- TASK BRIEF -
The exercise calls for a faithful copy of all the data.

RECORDS FOR THIS TASK Start Marker

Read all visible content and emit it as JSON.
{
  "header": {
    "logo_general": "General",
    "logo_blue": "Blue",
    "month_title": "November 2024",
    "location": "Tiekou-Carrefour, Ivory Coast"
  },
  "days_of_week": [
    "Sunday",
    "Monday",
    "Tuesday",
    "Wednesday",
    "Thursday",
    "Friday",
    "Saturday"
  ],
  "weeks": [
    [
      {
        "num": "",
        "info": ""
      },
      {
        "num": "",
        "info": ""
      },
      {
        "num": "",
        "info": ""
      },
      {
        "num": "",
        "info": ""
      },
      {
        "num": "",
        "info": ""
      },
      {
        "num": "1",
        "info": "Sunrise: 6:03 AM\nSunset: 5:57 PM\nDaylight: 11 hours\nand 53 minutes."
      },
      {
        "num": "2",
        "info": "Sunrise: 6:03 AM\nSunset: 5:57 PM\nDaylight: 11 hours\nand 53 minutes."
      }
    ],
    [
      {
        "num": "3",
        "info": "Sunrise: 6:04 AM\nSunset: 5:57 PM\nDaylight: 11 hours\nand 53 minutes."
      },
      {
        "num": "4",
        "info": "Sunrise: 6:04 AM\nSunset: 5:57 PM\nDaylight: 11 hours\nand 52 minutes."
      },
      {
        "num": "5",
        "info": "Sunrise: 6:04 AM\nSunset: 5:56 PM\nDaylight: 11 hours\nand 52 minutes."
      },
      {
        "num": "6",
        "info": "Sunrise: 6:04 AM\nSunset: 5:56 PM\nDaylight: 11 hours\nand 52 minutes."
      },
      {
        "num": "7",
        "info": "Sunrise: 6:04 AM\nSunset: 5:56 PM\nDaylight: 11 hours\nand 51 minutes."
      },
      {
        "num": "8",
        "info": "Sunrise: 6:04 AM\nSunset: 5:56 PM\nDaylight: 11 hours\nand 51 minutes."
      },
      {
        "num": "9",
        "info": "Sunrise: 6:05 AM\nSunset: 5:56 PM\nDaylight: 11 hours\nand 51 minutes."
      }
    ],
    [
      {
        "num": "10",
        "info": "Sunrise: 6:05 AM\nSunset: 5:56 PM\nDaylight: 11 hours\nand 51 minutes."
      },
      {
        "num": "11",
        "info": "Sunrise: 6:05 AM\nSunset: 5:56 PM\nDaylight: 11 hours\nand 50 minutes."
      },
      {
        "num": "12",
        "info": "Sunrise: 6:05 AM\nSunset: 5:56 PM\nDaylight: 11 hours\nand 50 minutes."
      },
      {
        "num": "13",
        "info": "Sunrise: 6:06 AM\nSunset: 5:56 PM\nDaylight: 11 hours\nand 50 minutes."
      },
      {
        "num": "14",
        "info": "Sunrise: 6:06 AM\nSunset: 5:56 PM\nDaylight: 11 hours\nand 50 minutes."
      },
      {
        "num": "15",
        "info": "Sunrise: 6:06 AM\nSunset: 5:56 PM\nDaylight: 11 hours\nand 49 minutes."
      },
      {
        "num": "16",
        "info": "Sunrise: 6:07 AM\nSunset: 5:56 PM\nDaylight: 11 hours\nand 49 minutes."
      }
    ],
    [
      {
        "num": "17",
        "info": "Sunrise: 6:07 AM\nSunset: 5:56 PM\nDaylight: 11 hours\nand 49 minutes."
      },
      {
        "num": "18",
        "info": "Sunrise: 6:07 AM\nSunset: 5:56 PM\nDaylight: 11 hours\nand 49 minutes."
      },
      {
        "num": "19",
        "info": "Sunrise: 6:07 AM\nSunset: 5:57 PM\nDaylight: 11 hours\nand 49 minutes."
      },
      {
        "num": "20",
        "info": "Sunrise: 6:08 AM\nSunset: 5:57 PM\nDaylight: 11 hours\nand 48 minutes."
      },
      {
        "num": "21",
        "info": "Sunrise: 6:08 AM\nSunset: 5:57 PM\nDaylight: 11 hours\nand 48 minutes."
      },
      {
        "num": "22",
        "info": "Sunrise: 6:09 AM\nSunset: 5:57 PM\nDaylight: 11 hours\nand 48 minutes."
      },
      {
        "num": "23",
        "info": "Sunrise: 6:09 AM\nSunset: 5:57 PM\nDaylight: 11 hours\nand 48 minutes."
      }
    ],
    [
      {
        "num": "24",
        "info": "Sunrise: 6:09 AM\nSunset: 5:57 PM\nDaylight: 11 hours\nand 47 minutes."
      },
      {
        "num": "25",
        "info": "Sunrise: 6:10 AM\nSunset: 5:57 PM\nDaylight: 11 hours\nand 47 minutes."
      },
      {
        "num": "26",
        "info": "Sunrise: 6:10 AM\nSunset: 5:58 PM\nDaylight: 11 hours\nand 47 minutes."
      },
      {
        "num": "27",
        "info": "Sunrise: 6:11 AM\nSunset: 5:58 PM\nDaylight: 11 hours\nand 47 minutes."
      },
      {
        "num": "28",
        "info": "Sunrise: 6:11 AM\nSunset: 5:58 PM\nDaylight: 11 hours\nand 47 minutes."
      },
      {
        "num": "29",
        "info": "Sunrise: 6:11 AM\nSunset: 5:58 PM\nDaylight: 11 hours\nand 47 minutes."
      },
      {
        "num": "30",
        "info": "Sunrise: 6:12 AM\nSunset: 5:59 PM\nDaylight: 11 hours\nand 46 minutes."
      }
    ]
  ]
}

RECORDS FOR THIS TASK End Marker

- YOUR RESPONSE -
Read all visible content and emit it as JSON.
{
  "header": {
    "logo_general": "General",
    "logo_blue": "Blue",
    "month_title": "November 2024",
    "location": "Tiekou-Carrefour, Ivory Coast"
  },
  "days_of_week": [
    "Sunday",
    "Monday",
    "Tuesday",
    "Wednesday",
    "Thursday",
    "Friday",
    "Saturday"
  ],
  "weeks": [
    [
      {
        "num": "",
        "info": ""
      },
      {
        "num": "",
        "info": ""
      },
      {
        "num": "",
        "info": ""
      },
      {
        "num": "",
        "info": ""
      },
      {
        "num": "",
        "info": ""
      },
      {
        "num": "1",
        "info": "Sunrise: 6:03 AM\nSunset: 5:57 PM\nDaylight: 11 hours\nand 53 minutes."
      },
      {
        "num": "2",
        "info": "Sunrise: 6:03 AM\nSunset: 5:57 PM\nDaylight: 11 hours\nand 53 minutes."
      }
    ],
    [
      {
        "num": "3",
        "info": "Sunrise: 6:04 AM\nSunset: 5:57 PM\nDaylight: 11 hours\nand 53 minutes."
      },
      {
        "num": "4",
        "info": "Sunrise: 6:04 AM\nSunset: 5:57 PM\nDaylight: 11 hours\nand 52 minutes."
      },
      {
        "num": "5",
        "info": "Sunrise: 6:04 AM\nSunset: 5:56 PM\nDaylight: 11 hours\nand 52 minutes."
      },
      {
        "num": "6",
        "info": "Sunrise: 6:04 AM\nSunset: 5:56 PM\nDaylight: 11 hours\nand 52 minutes."
      },
      {
        "num": "7",
        "info": "Sunrise: 6:04 AM\nSunset: 5:56 PM\nDaylight: 11 hours\nand 51 minutes."
      },
      {
        "num": "8",
        "info": "Sunrise: 6:04 AM\nSunset: 5:56 PM\nDaylight: 11 hours\nand 51 minutes."
      },
      {
        "num": "9",
        "info": "Sunrise: 6:05 AM\nSunset: 5:56 PM\nDaylight: 11 hours\nand 51 minutes."
      }
    ],
    [
      {
        "num": "10",
        "info": "Sunrise: 6:05 AM\nSunset: 5:56 PM\nDaylight: 11 hours\nand 51 minutes."
      },
      {
        "num": "11",
        "info": "Sunrise: 6:05 AM\nSunset: 5:56 PM\nDaylight: 11 hours\nand 50 minutes."
      },
      {
        "num": "12",
        "info": "Sunrise: 6:05 AM\nSunset: 5:56 PM\nDaylight: 11 hours\nand 50 minutes."
      },
      {
        "num": "13",
        "info": "Sunrise: 6:06 AM\nSunset: 5:56 PM\nDaylight: 11 hours\nand 50 minutes."
      },
      {
        "num": "14",
        "info": "Sunrise: 6:06 AM\nSunset: 5:56 PM\nDaylight: 11 hours\nand 50 minutes."
      },
      {
        "num": "15",
        "info": "Sunrise: 6:06 AM\nSunset: 5:56 PM\nDaylight: 11 hours\nand 49 minutes."
      },
      {
        "num": "16",
        "info": "Sunrise: 6:07 AM\nSunset: 5:56 PM\nDaylight: 11 hours\nand 49 minutes."
      }
    ],
    [
      {
        "num": "17",
        "info": "Sunrise: 6:07 AM\nSunset: 5:56 PM\nDaylight: 11 hours\nand 49 minutes."
      },
      {
        "num": "18",
        "info": "Sunrise: 6:07 AM\nSunset: 5:56 PM\nDaylight: 11 hours\nand 49 minutes."
      },
      {
        "num": "19",
        "info": "Sunrise: 6:07 AM\nSunset: 5:57 PM\nDaylight: 11 hours\nand 49 minutes."
      },
      {
        "num": "20",
        "info": "Sunrise: 6:08 AM\nSunset: 5:57 PM\nDaylight: 11 hours\nand 48 minutes."
      },
      {
        "num": "21",
        "info": "Sunrise: 6:08 AM\nSunset: 5:57 PM\nDaylight: 11 hours\nand 48 minutes."
      },
      {
        "num": "22",
        "info": "Sunrise: 6:09 AM\nSunset: 5:57 PM\nDaylight: 11 hours\nand 48 minutes."
      },
      {
        "num": "23",
        "info": "Sunrise: 6:09 AM\nSunset: 5:57 PM\nDaylight: 11 hours\nand 48 minutes."
      }
    ],
    [
      {
        "num": "24",
        "info": "Sunrise: 6:09 AM\nSunset: 5:57 PM\nDaylight: 11 hours\nand 47 minutes."
      },
      {
        "num": "25",
        "info": "Sunrise: 6:10 AM\nSunset: 5:57 PM\nDaylight: 11 hours\nand 47 minutes."
      },
      {
        "num": "26",
        "info": "Sunrise: 6:10 AM\nSunset: 5:58 PM\nDaylight: 11 hours\nand 47 minutes."
      },
      {
        "num": "27",
        "info": "Sunrise: 6:11 AM\nSunset: 5:58 PM\nDaylight: 11 hours\nand 47 minutes."
      },
      {
        "num": "28",
        "info": "Sunrise: 6:11 AM\nSunset: 5:58 PM\nDaylight: 11 hours\nand 47 minutes."
      },
      {
        "num": "29",
        "info": "Sunrise: 6:11 AM\nSunset: 5:58 PM\nDaylight: 11 hours\nand 47 minutes."
      },
      {
        "num": "30",
        "info": "Sunrise: 6:12 AM\nSunset: 5:59 PM\nDaylight: 11 hours\nand 46 minutes."
      }
    ]
  ]
}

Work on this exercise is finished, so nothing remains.